▶ [Brief]:
Write the listing out again word for word, skipping each picture.
*** Opening Entries shown ***
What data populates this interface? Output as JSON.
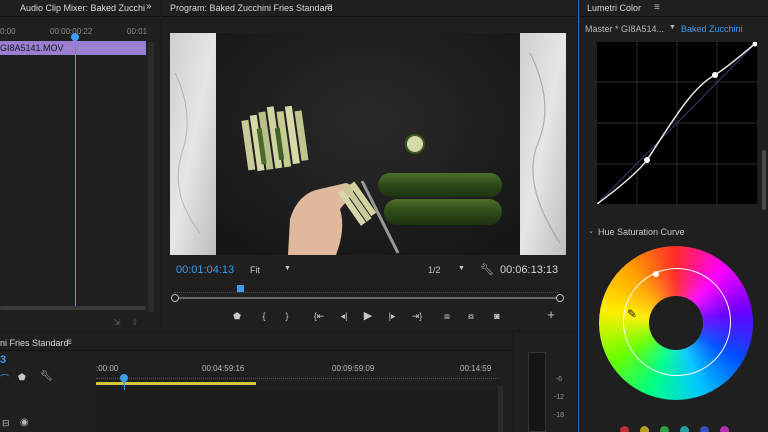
{
  "source_panel": {
    "tab_label": "Audio Clip Mixer: Baked Zucchi",
    "ruler": [
      "0:00",
      "00:00:00:22",
      "00:01"
    ],
    "clip_name": "GI8A5141.MOV"
  },
  "program": {
    "title": "Program: Baked Zucchini Fries Standard",
    "current_timecode": "00:01:04:13",
    "zoom": "Fit",
    "resolution": "1/2",
    "duration_timecode": "00:06:13:13",
    "playhead_fraction": 0.17
  },
  "lumetri": {
    "title": "Lumetri Color",
    "master_label": "Master * GI8A514...",
    "clip_label": "Baked Zucchini",
    "hue_sat_label": "Hue Saturation Curve"
  },
  "timeline": {
    "title": "ni Fries Standard",
    "current_timecode_partial": "3",
    "ruler": [
      ":00:00",
      "00:04:59:16",
      "00:09:59:09",
      "00:14:59"
    ]
  },
  "meter": {
    "ticks": [
      "-6",
      "-12",
      "-18"
    ]
  },
  "icons": {
    "menu": "hamburger-menu-icon",
    "expand": "double-chevron-icon",
    "wrench": "wrench-icon",
    "marker": "marker-icon",
    "camera": "camera-icon",
    "add": "plus-icon",
    "eyedropper": "eyedropper-icon"
  },
  "colors": {
    "accent_blue": "#3d9bf0",
    "clip_purple": "#9a7fd0",
    "work_area_yellow": "#d4c53a"
  }
}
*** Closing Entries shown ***
▶ [Exercise answer]:
What data populates this interface? Output as JSON.
{
  "source_panel": {
    "tab_label": "Audio Clip Mixer: Baked Zucchi",
    "ruler": [
      "0:00",
      "00:00:00:22",
      "00:01"
    ],
    "clip_name": "GI8A5141.MOV"
  },
  "program": {
    "title": "Program: Baked Zucchini Fries Standard",
    "current_timecode": "00:01:04:13",
    "zoom": "Fit",
    "resolution": "1/2",
    "duration_timecode": "00:06:13:13",
    "playhead_fraction": 0.17
  },
  "lumetri": {
    "title": "Lumetri Color",
    "master_label": "Master * GI8A514...",
    "clip_label": "Baked Zucchini",
    "hue_sat_label": "Hue Saturation Curve"
  },
  "timeline": {
    "title": "ni Fries Standard",
    "current_timecode_partial": "3",
    "ruler": [
      ":00:00",
      "00:04:59:16",
      "00:09:59:09",
      "00:14:59"
    ]
  },
  "meter": {
    "ticks": [
      "-6",
      "-12",
      "-18"
    ]
  },
  "icons": {
    "menu": "hamburger-menu-icon",
    "expand": "double-chevron-icon",
    "wrench": "wrench-icon",
    "marker": "marker-icon",
    "camera": "camera-icon",
    "add": "plus-icon",
    "eyedropper": "eyedropper-icon"
  },
  "colors": {
    "accent_blue": "#3d9bf0",
    "clip_purple": "#9a7fd0",
    "work_area_yellow": "#d4c53a"
  }
}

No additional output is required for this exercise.